SANTA ANA, California (Reuters) - The father of a homeless man who died after he was beaten and shocked with a stun gun by police in Southern California filed suit on Thursday, the first anniversary of the incident, seeking unspecified damages from the city of Fullerton.
The lawsuit paints a vivid picture of how Kelly Thomas, 37, a transient who had been diagnosed as schizophrenic, repeatedly apologized, begged for his life and expressed pain during his encounter with officers last year.
The fatal struggle, captured on videotape, touched off a series of protests in the city, prompted the criminal prosecution of the two officers involved in the beating and led to the ouster of three city councilmen in a recall election last month. The city’s police chief also resigned.
One clip of the beating, aired repeatedly on cable television, showed Thomas lying on the ground screaming, “They’re killing me,” as several officers swarmed over him, delivering multiple blows and Taser shocks.
In May, the city agreed to pay $1 million to Thomas’ mother, Cathy Thomas, in a negotiated settlement of any potential claims she might have brought in connection with her son’s death. Thomas’ father, Ron Thomas, and Cathy Thomas are divorced.
The separate lawsuit brought by Ron Thomas accuses the city of wrongful death, negligence and violations of his son’s civil rights, saying the Fullerton Police Department has a history of abusive conduct covered up or ignored by its superiors.
“The murder of Kelly Thomas was the inevitable result of the culture of corruption and deliberate indifference within the City of Fullerton Police Department,” said the lawsuit, filed in Orange County Superior Court.
“I have to do this for Kelly.
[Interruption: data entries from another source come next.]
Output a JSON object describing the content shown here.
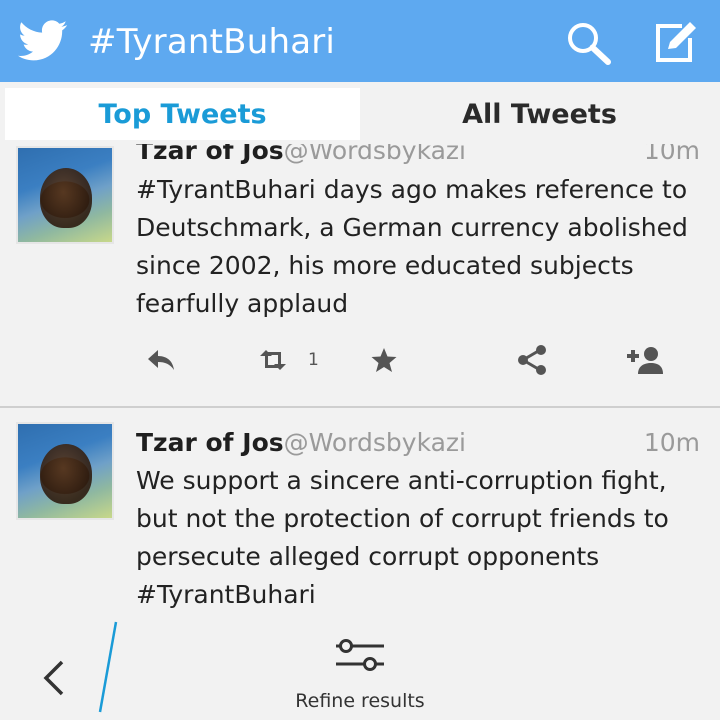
{
  "header": {
    "title": "#TyrantBuhari",
    "icons": {
      "logo": "twitter-bird-icon",
      "search": "search-icon",
      "compose": "compose-icon"
    }
  },
  "tabs": [
    {
      "label": "Top Tweets",
      "selected": true
    },
    {
      "label": "All Tweets",
      "selected": false
    }
  ],
  "tweets": [
    {
      "name": "Tzar of Jos",
      "handle": "@Wordsbykazi",
      "time": "10m",
      "text": "#TyrantBuhari days ago makes reference to Deutschmark, a German currency abolished since 2002, his more educated subjects fearfully applaud",
      "retweet_count": "1"
    },
    {
      "name": "Tzar of Jos",
      "handle": "@Wordsbykazi",
      "time": "10m",
      "text": "We support a sincere anti-corruption fight, but not the protection of corrupt friends to persecute alleged corrupt opponents #TyrantBuhari"
    }
  ],
  "bottom_bar": {
    "refine_label": "Refine results"
  },
  "colors": {
    "header_bg": "#5ea9f0",
    "accent": "#1a9bd7"
  }
}
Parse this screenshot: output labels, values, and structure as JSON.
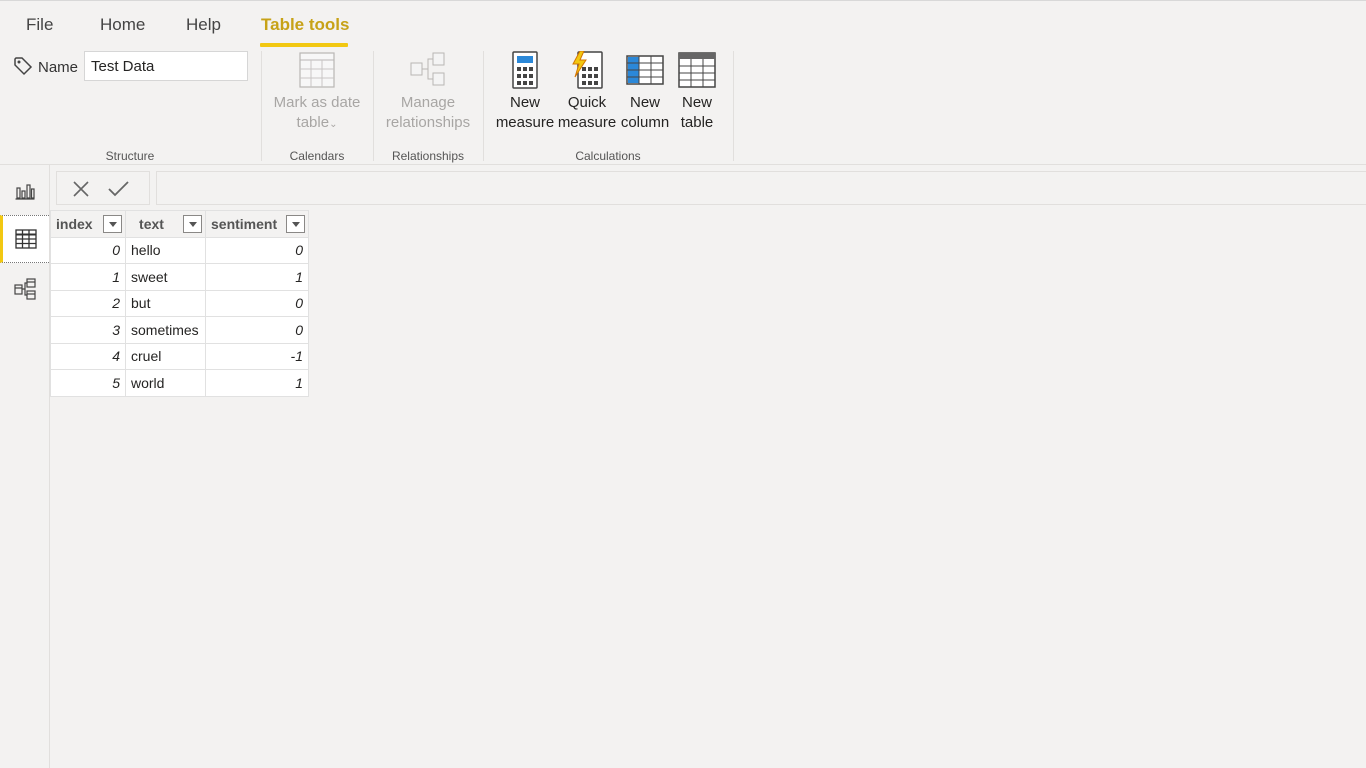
{
  "menu": {
    "tabs": [
      {
        "label": "File"
      },
      {
        "label": "Home"
      },
      {
        "label": "Help"
      },
      {
        "label": "Table tools",
        "active": true
      }
    ]
  },
  "ribbon": {
    "structure": {
      "name_label": "Name",
      "name_value": "Test Data",
      "group_label": "Structure"
    },
    "calendars": {
      "mark_date_table_line1": "Mark as date",
      "mark_date_table_line2": "table",
      "group_label": "Calendars"
    },
    "relationships": {
      "manage_line1": "Manage",
      "manage_line2": "relationships",
      "group_label": "Relationships"
    },
    "calculations": {
      "new_measure_line1": "New",
      "new_measure_line2": "measure",
      "quick_measure_line1": "Quick",
      "quick_measure_line2": "measure",
      "new_column_line1": "New",
      "new_column_line2": "column",
      "new_table_line1": "New",
      "new_table_line2": "table",
      "group_label": "Calculations"
    }
  },
  "colors": {
    "accent": "#f2c811",
    "active_tab_text": "#c7a217",
    "background": "#f3f2f1"
  },
  "leftnav": {
    "items": [
      {
        "icon": "report-view-icon"
      },
      {
        "icon": "data-view-icon",
        "active": true
      },
      {
        "icon": "model-view-icon"
      }
    ]
  },
  "table": {
    "columns": [
      "index",
      "text",
      "sentiment"
    ],
    "rows": [
      {
        "index": "0",
        "text": "hello",
        "sentiment": "0"
      },
      {
        "index": "1",
        "text": "sweet",
        "sentiment": "1"
      },
      {
        "index": "2",
        "text": "but",
        "sentiment": "0"
      },
      {
        "index": "3",
        "text": "sometimes",
        "sentiment": "0"
      },
      {
        "index": "4",
        "text": "cruel",
        "sentiment": "-1"
      },
      {
        "index": "5",
        "text": "world",
        "sentiment": "1"
      }
    ]
  }
}
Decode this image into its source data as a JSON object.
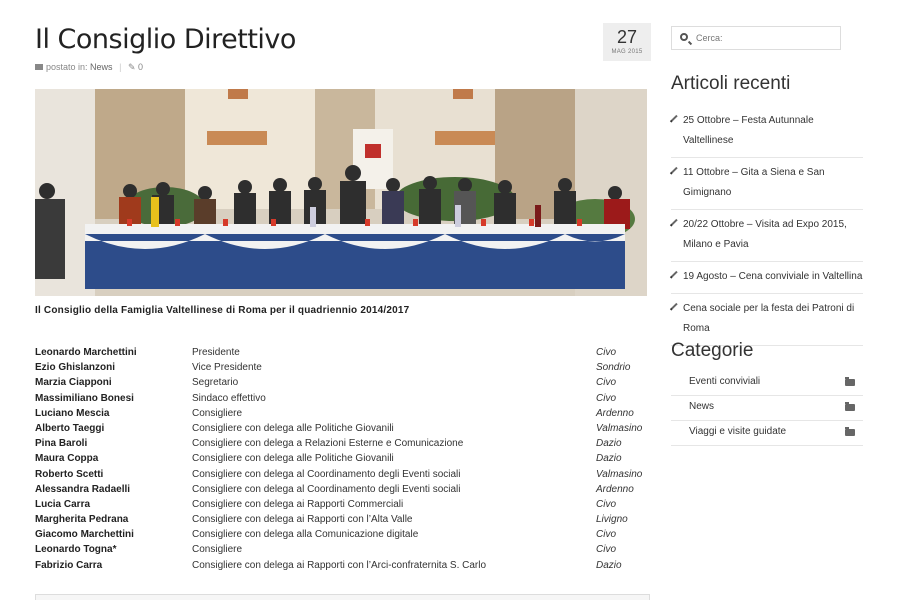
{
  "post": {
    "title": "Il Consiglio Direttivo",
    "meta_posted_in": "postato in:",
    "meta_category": "News",
    "meta_separator": "|",
    "meta_comments": "0",
    "date_day": "27",
    "date_month": "MAG 2015",
    "caption": "Il Consiglio della Famiglia Valtellinese di Roma per il quadriennio 2014/2017"
  },
  "council": [
    {
      "name": "Leonardo Marchettini",
      "role": "Presidente",
      "city": "Civo"
    },
    {
      "name": "Ezio Ghislanzoni",
      "role": "Vice Presidente",
      "city": "Sondrio"
    },
    {
      "name": "Marzia Ciapponi",
      "role": "Segretario",
      "city": "Civo"
    },
    {
      "name": "Massimiliano Bonesi",
      "role": "Sindaco effettivo",
      "city": "Civo"
    },
    {
      "name": "Luciano Mescia",
      "role": "Consigliere",
      "city": "Ardenno"
    },
    {
      "name": "Alberto Taeggi",
      "role": "Consigliere con delega alle Politiche Giovanili",
      "city": "Valmasino"
    },
    {
      "name": "Pina Baroli",
      "role": "Consigliere con delega a Relazioni Esterne e Comunicazione",
      "city": "Dazio"
    },
    {
      "name": "Maura Coppa",
      "role": "Consigliere con delega alle Politiche Giovanili",
      "city": "Dazio"
    },
    {
      "name": "Roberto Scetti",
      "role": "Consigliere con delega al Coordinamento degli Eventi sociali",
      "city": "Valmasino"
    },
    {
      "name": "Alessandra Radaelli",
      "role": "Consigliere con delega al Coordinamento degli Eventi sociali",
      "city": "Ardenno"
    },
    {
      "name": "Lucia Carra",
      "role": "Consigliere con delega ai Rapporti Commerciali",
      "city": "Civo"
    },
    {
      "name": "Margherita Pedrana",
      "role": "Consigliere con delega ai Rapporti con l’Alta Valle",
      "city": "Livigno"
    },
    {
      "name": "Giacomo Marchettini",
      "role": "Consigliere con delega alla Comunicazione digitale",
      "city": "Civo"
    },
    {
      "name": "Leonardo Togna*",
      "role": "Consigliere",
      "city": " Civo"
    },
    {
      "name": "Fabrizio Carra",
      "role": "Consigliere con delega ai Rapporti con l’Arci-confraternita S. Carlo",
      "city": "Dazio"
    }
  ],
  "sidebar": {
    "search_placeholder": "Cerca:",
    "recent_title": "Articoli recenti",
    "recent": [
      "25 Ottobre – Festa Autunnale Valtellinese",
      "11 Ottobre – Gita a Siena e San Gimignano",
      "20/22 Ottobre – Visita ad Expo 2015, Milano e Pavia",
      "19 Agosto – Cena conviviale in Valtellina",
      "Cena sociale per la festa dei Patroni di Roma"
    ],
    "categories_title": "Categorie",
    "categories": [
      "Eventi conviviali",
      "News",
      "Viaggi e visite guidate"
    ]
  }
}
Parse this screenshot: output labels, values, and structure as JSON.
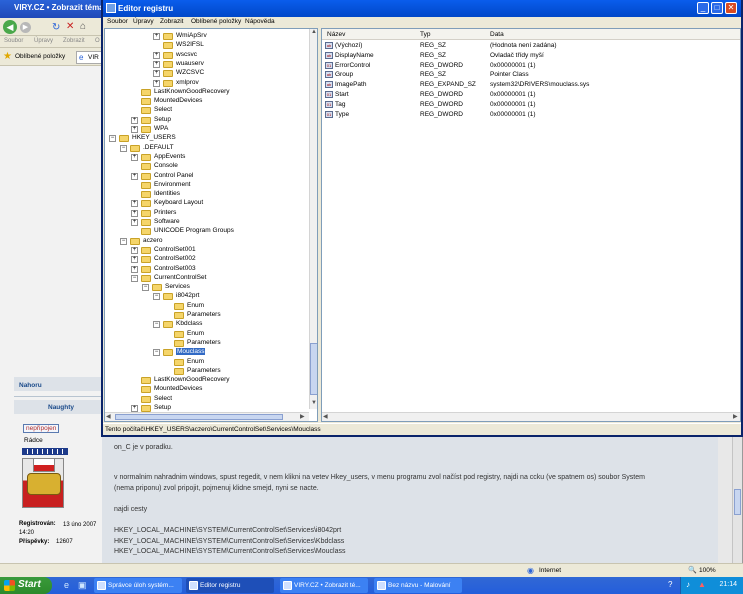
{
  "background_browser": {
    "title": "VIRY.CZ • Zobrazit téma",
    "menu": [
      "Soubor",
      "Úpravy",
      "Zobrazit",
      "O"
    ],
    "favorites_label": "Oblíbené položky",
    "tab_fragment": "VIR",
    "forum": {
      "top_link": "Nahoru",
      "user_name": "Naughty",
      "user_status": "nepřipojen",
      "rank": "Rádce",
      "registered_label": "Registrován:",
      "registered_value": "13 úno 2007 14:20",
      "posts_label": "Příspěvky:",
      "posts_value": "12607",
      "post_lines": [
        "on_C je v poradku.",
        "v normalnim nahradnim windows, spust regedit, v nem klikni na vetev Hkey_users, v menu programu zvol načíst pod registry, najdi na ccku (ve spatnem os) soubor System",
        "(nema priponu) zvol pripojit, pojmenuj klidne smejd, nyni se nacte.",
        "najdi cesty",
        "HKEY_LOCAL_MACHINE\\SYSTEM\\CurrentControlSet\\Services\\i8042prt",
        "HKEY_LOCAL_MACHINE\\SYSTEM\\CurrentControlSet\\Services\\Kbdclass",
        "HKEY_LOCAL_MACHINE\\SYSTEM\\CurrentControlSet\\Services\\Mouclass"
      ]
    },
    "status_zone": "Internet",
    "zoom": "100%"
  },
  "regedit": {
    "title": "Editor registru",
    "menu": [
      "Soubor",
      "Úpravy",
      "Zobrazit",
      "Oblíbené položky",
      "Nápověda"
    ],
    "tree": [
      {
        "label": "WmiApSrv",
        "level": 5,
        "pm": "+"
      },
      {
        "label": "WS2IFSL",
        "level": 5,
        "pm": ""
      },
      {
        "label": "wscsvc",
        "level": 5,
        "pm": "+"
      },
      {
        "label": "wuauserv",
        "level": 5,
        "pm": "+"
      },
      {
        "label": "WZCSVC",
        "level": 5,
        "pm": "+"
      },
      {
        "label": "xmlprov",
        "level": 5,
        "pm": "+"
      },
      {
        "label": "LastKnownGoodRecovery",
        "level": 3,
        "pm": ""
      },
      {
        "label": "MountedDevices",
        "level": 3,
        "pm": ""
      },
      {
        "label": "Select",
        "level": 3,
        "pm": ""
      },
      {
        "label": "Setup",
        "level": 3,
        "pm": "+"
      },
      {
        "label": "WPA",
        "level": 3,
        "pm": "+"
      },
      {
        "label": "HKEY_USERS",
        "level": 1,
        "pm": "−"
      },
      {
        "label": ".DEFAULT",
        "level": 2,
        "pm": "−"
      },
      {
        "label": "AppEvents",
        "level": 3,
        "pm": "+"
      },
      {
        "label": "Console",
        "level": 3,
        "pm": ""
      },
      {
        "label": "Control Panel",
        "level": 3,
        "pm": "+"
      },
      {
        "label": "Environment",
        "level": 3,
        "pm": ""
      },
      {
        "label": "Identities",
        "level": 3,
        "pm": ""
      },
      {
        "label": "Keyboard Layout",
        "level": 3,
        "pm": "+"
      },
      {
        "label": "Printers",
        "level": 3,
        "pm": "+"
      },
      {
        "label": "Software",
        "level": 3,
        "pm": "+"
      },
      {
        "label": "UNICODE Program Groups",
        "level": 3,
        "pm": ""
      },
      {
        "label": "aczero",
        "level": 2,
        "pm": "−"
      },
      {
        "label": "ControlSet001",
        "level": 3,
        "pm": "+"
      },
      {
        "label": "ControlSet002",
        "level": 3,
        "pm": "+"
      },
      {
        "label": "ControlSet003",
        "level": 3,
        "pm": "+"
      },
      {
        "label": "CurrentControlSet",
        "level": 3,
        "pm": "−"
      },
      {
        "label": "Services",
        "level": 4,
        "pm": "−"
      },
      {
        "label": "i8042prt",
        "level": 5,
        "pm": "−"
      },
      {
        "label": "Enum",
        "level": 6,
        "pm": ""
      },
      {
        "label": "Parameters",
        "level": 6,
        "pm": ""
      },
      {
        "label": "Kbdclass",
        "level": 5,
        "pm": "−"
      },
      {
        "label": "Enum",
        "level": 6,
        "pm": ""
      },
      {
        "label": "Parameters",
        "level": 6,
        "pm": ""
      },
      {
        "label": "Mouclass",
        "level": 5,
        "pm": "−",
        "selected": true
      },
      {
        "label": "Enum",
        "level": 6,
        "pm": ""
      },
      {
        "label": "Parameters",
        "level": 6,
        "pm": ""
      },
      {
        "label": "LastKnownGoodRecovery",
        "level": 3,
        "pm": ""
      },
      {
        "label": "MountedDevices",
        "level": 3,
        "pm": ""
      },
      {
        "label": "Select",
        "level": 3,
        "pm": ""
      },
      {
        "label": "Setup",
        "level": 3,
        "pm": "+"
      }
    ],
    "columns": {
      "name": "Název",
      "type": "Typ",
      "data": "Data"
    },
    "values": [
      {
        "name": "(Výchozí)",
        "type": "REG_SZ",
        "data": "(Hodnota není zadána)",
        "icon": "ab"
      },
      {
        "name": "DisplayName",
        "type": "REG_SZ",
        "data": "Ovladač třídy myší",
        "icon": "ab"
      },
      {
        "name": "ErrorControl",
        "type": "REG_DWORD",
        "data": "0x00000001 (1)",
        "icon": "01"
      },
      {
        "name": "Group",
        "type": "REG_SZ",
        "data": "Pointer Class",
        "icon": "ab"
      },
      {
        "name": "ImagePath",
        "type": "REG_EXPAND_SZ",
        "data": "system32\\DRIVERS\\mouclass.sys",
        "icon": "ab"
      },
      {
        "name": "Start",
        "type": "REG_DWORD",
        "data": "0x00000001 (1)",
        "icon": "01"
      },
      {
        "name": "Tag",
        "type": "REG_DWORD",
        "data": "0x00000001 (1)",
        "icon": "01"
      },
      {
        "name": "Type",
        "type": "REG_DWORD",
        "data": "0x00000001 (1)",
        "icon": "01"
      }
    ],
    "status_path": "Tento počítač\\HKEY_USERS\\aczero\\CurrentControlSet\\Services\\Mouclass"
  },
  "taskbar": {
    "start_label": "Start",
    "buttons": [
      {
        "label": "Správce úloh systém...",
        "active": false
      },
      {
        "label": "Editor registru",
        "active": true
      },
      {
        "label": "VIRY.CZ • Zobrazit té...",
        "active": false
      },
      {
        "label": "Bez názvu - Malování",
        "active": false
      }
    ],
    "clock": "21:14"
  }
}
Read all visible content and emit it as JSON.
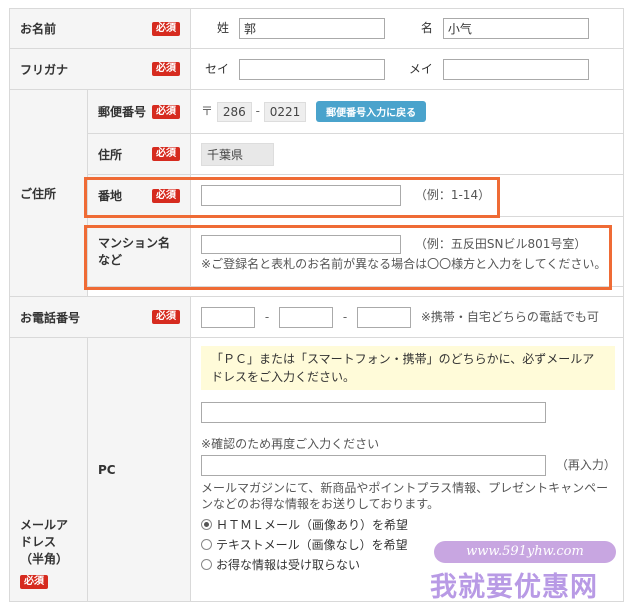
{
  "required_badge": "必須",
  "name": {
    "label": "お名前",
    "sei_label": "姓",
    "sei_value": "郭",
    "mei_label": "名",
    "mei_value": "小气"
  },
  "furigana": {
    "label": "フリガナ",
    "sei_label": "セイ",
    "sei_value": "",
    "mei_label": "メイ",
    "mei_value": ""
  },
  "address": {
    "label": "ご住所",
    "postal": {
      "label": "郵便番号",
      "prefix": "〒",
      "part1": "286",
      "dash": "-",
      "part2": "0221",
      "button": "郵便番号入力に戻る"
    },
    "jusho": {
      "label": "住所",
      "value": "千葉県"
    },
    "banchi": {
      "label": "番地",
      "value": "",
      "example": "（例：1-14）"
    },
    "mansion": {
      "label": "マンション名など",
      "value": "",
      "example": "（例：五反田SNビル801号室）",
      "note": "※ご登録名と表札のお名前が異なる場合は〇〇様方と入力をしてください。"
    }
  },
  "phone": {
    "label": "お電話番号",
    "dash": "-",
    "note": "※携帯・自宅どちらの電話でも可"
  },
  "email": {
    "label": "メールアドレス（半角）",
    "pc_label": "PC",
    "notice": "「ＰＣ」または「スマートフォン・携帯」のどちらかに、必ずメールアドレスをご入力ください。",
    "confirm_note": "※確認のため再度ご入力ください",
    "reenter": "（再入力）",
    "magazine_note": "メールマガジンにて、新商品やポイントプラス情報、プレゼントキャンペーンなどのお得な情報をお送りしております。",
    "options": [
      "ＨＴＭＬメール（画像あり）を希望",
      "テキストメール（画像なし）を希望",
      "お得な情報は受け取らない"
    ],
    "selected": 0
  },
  "watermark": {
    "url": "www.591yhw.com",
    "text": "我就要优惠网"
  },
  "colors": {
    "required": "#d62b1f",
    "highlight": "#ef6b35",
    "button": "#4aa3cc",
    "notice_bg": "#fffbd9"
  }
}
He can’t do it. I am his voice. I am the one who is going to get his justice,” the father told Reuters, calling his suit “the next step in the process.”
A spokesman for the police department, Jeff Stuart, declined to discuss the lawsuit.
“We have not had a chance to review the suit and cannot make any comment due to pending litigation,” he said.
Two Fullerton policemen were ordered in May to stand trial on charges stemming from Thomas’ death.
Officer Manuel Ramos, 38, is charged with second-degree murder and involuntary manslaughter and faces a maximum penalty of 15 years to life in prison if found guilty. Corporal Jay Cicinelli, 40, is charged with involuntary manslaughter and the use of excessive force. He faces up to four years in prison if convicted. Both officers have pleaded not guilty.
Thomas’ confrontation with police on the night of July 5, 2011, began with them questioning him about his tampering with car doors at a bus depot and escalated into a beating that ultimately involved six officers and led to his death five days later.
The lawsuit also chronicled 12 additional instances in which Fullerton officers were accused of engaging in unprovoked beatings or false arrests of citizens. In Thomas’ case, he had not committed any crime, according to prosecutors.
Reporting and writing by Tori Richards; Editing by Steve Gorman and Peter Cooney